How Do You Make a Contract Legal

Contracts are an essential part of conducting business and are necessary to ensure that all parties involved in a transaction are on the same page. However, just writing a contract is not enough; it is important to ensure that the contract is legally binding. In this article, we will discuss how to make a contract legal.

1. Offer and acceptance

The first step in creating a legally binding contract is to have a clear offer and acceptance. The offer is the promise made by one party to do something specific, while the acceptance is the agreement by the other party to accept the offer. Both parties must agree to the terms of the contract for it to be legally binding.

2. Consideration

Consideration is an exchange of something of value between the parties involved in the contract. This can be money, goods, or services. Consideration is essential to making a contract legally binding, as it shows that both parties have something to gain from entering into the agreement.

3. Capacity

To make a contract legal, all parties involved in the agreement must have the legal capacity to enter into a contract. This means that they must be of legal age and have the mental capacity to understand the terms of the agreement.

4. Legality

For a contract to be legally binding, its purpose must be legal. Contracts that involve illegal activity or are against public policy are not enforceable.

5. Formalities

Depending on the type of contract and the jurisdiction in which it is created, there may be formalities that must be followed to make the contract legal. For example, some contracts must be in writing, signed by both parties, and witnessed by a third party.

6. Good faith

Both parties involved in the contract must enter into the agreement in good faith. This means that there should be no misrepresentations or deceitful intentions. Both parties should be honest and forthright in their dealings with each other.

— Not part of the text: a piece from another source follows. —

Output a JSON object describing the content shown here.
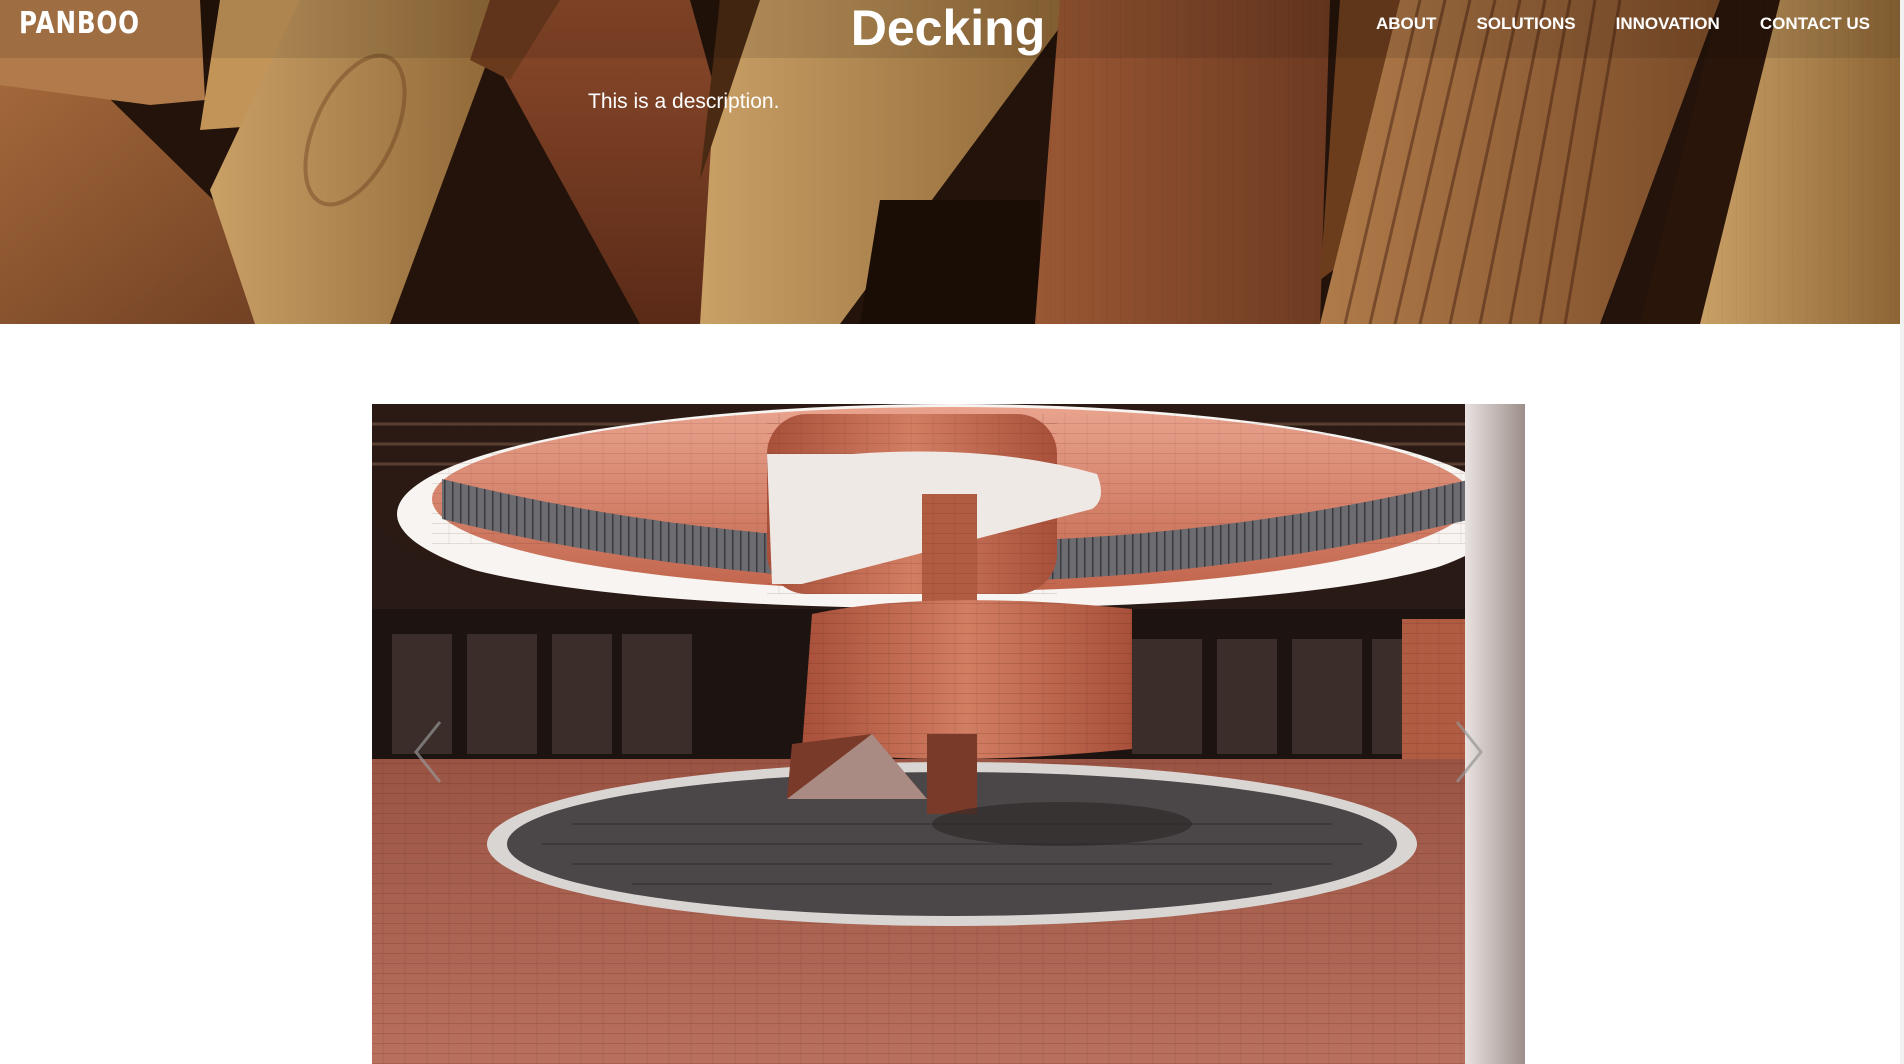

In conclusion, contracts are an important part of conducting business and protecting the interests of all parties involved. To make a contract legal and enforceable, it must include a clear offer and acceptance, consideration, the legal capacity of all parties, legality of the purpose, and a good faith intention to fulfill the terms of the agreement. Following these guidelines can help ensure that your contract is legally binding and enforceable.